· Bathroom Activities: There will definitely have to be arrangements made in the bathroom, including a raised toilet seat. Activities like baths and showers will be off limits for a few weeks. Caregivers may have to help with sponge bath duties.
Keep an Eye Out for Post-Surgery Complications
Caregivers must be aware about possible complications that can arise. Hip replacements have a good track record for success, and the risk of complications following surgery is relatively low.
Joint infection occurs in less than 2 percent of people who have the surgery. It’s important for people recovering from hip replacement to take antibiotics if they schedule a dental appointment shortly after surgery.
Blood clots are more common complications and can be deadly if they spread to the brain, heart or lungs. Caregivers need to be aware of the signs of blood clots.

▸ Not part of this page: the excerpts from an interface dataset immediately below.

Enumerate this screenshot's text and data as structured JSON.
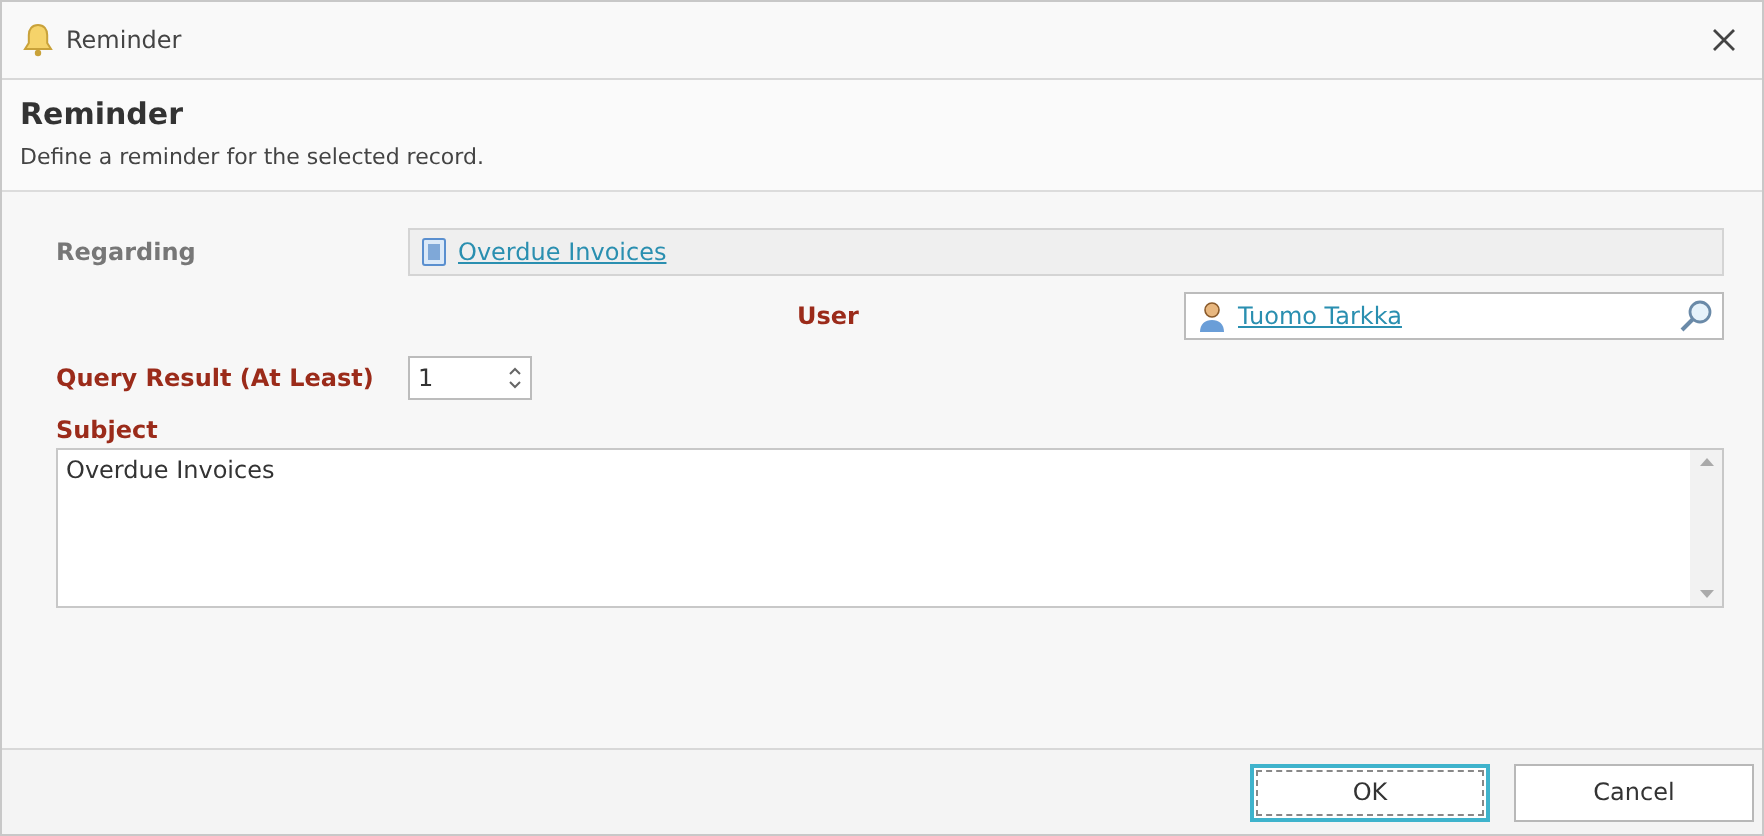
{
  "window": {
    "title": "Reminder"
  },
  "header": {
    "title": "Reminder",
    "description": "Define a reminder for the selected record."
  },
  "fields": [
    {
      "kind": "link",
      "label": "Regarding",
      "required": false,
      "value": "Overdue Invoices"
    },
    {
      "kind": "lookup",
      "label": "User",
      "required": true,
      "value": "Tuomo Tarkka"
    },
    {
      "kind": "spin",
      "label": "Query Result (At Least)",
      "required": true,
      "value": "1"
    },
    {
      "kind": "memo",
      "label": "Subject",
      "required": true,
      "value": "Overdue Invoices"
    }
  ],
  "buttons": [
    {
      "label": "OK",
      "focused": true
    },
    {
      "label": "Cancel",
      "focused": false
    }
  ]
}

Some of the symptoms include:
· Swelling that does not decrease
· Skin that is warm to the touch
· Shortness of breath
· Chest pain
· Enlargement of veins near skin surface
The surgeon may prescribe a blood thinner to prevent blood clots.
Some hip implants have been shown to cause injury and complications. Information about the ones to avoid can be found on our website: http://www.drugwatch.com
Caretakers should know what to watch for and be aware that defective implants are a possibility.
Understand the Importance of Physical Therapy
Physical therapy begins just days after surgery and intensifies as time goes on. The purpose of therapy is to strengthen the patient’s hip joint and regain movement.
Therapy can last for months. The physical therapist will create a workout routine for the patient. As time goes on and the patient begins to regain range of motion, activities will elevate from simple walking and graduate to normal household activities. The recovery process can become painful and sometimes hard on the patient.
Caregivers can play an important role as cheerleader.
After time passes, people with hip replacements can participate in activities such as walking, swimming, dancing and golf. Those activities are great stress relievers that people can participate in with partners. Having activities the patient and caretaker can do together can lighten up the healing process and provide both people some much-needed fun.
Caretakers Need to Take Care of Themselves
Caretakers not only have to make sure the patient is OK, but they have to take care of themselves.
There is a lot to do when caring for someone recovering from hip replacement surgery. It can become stressful and overwhelming. It is important for the caretaker to have some time off.
One thing to keep in mind is having a social network of family members, friends or church members who may be able to step in and give a ride or help with chores to take some of the responsibility off the caretaker’s shoulders.
Being prepared and knowing what to expect will alleviate some of the stresses involved in the caretaking process."
Julian Hills, staff writer for Drugwatch.com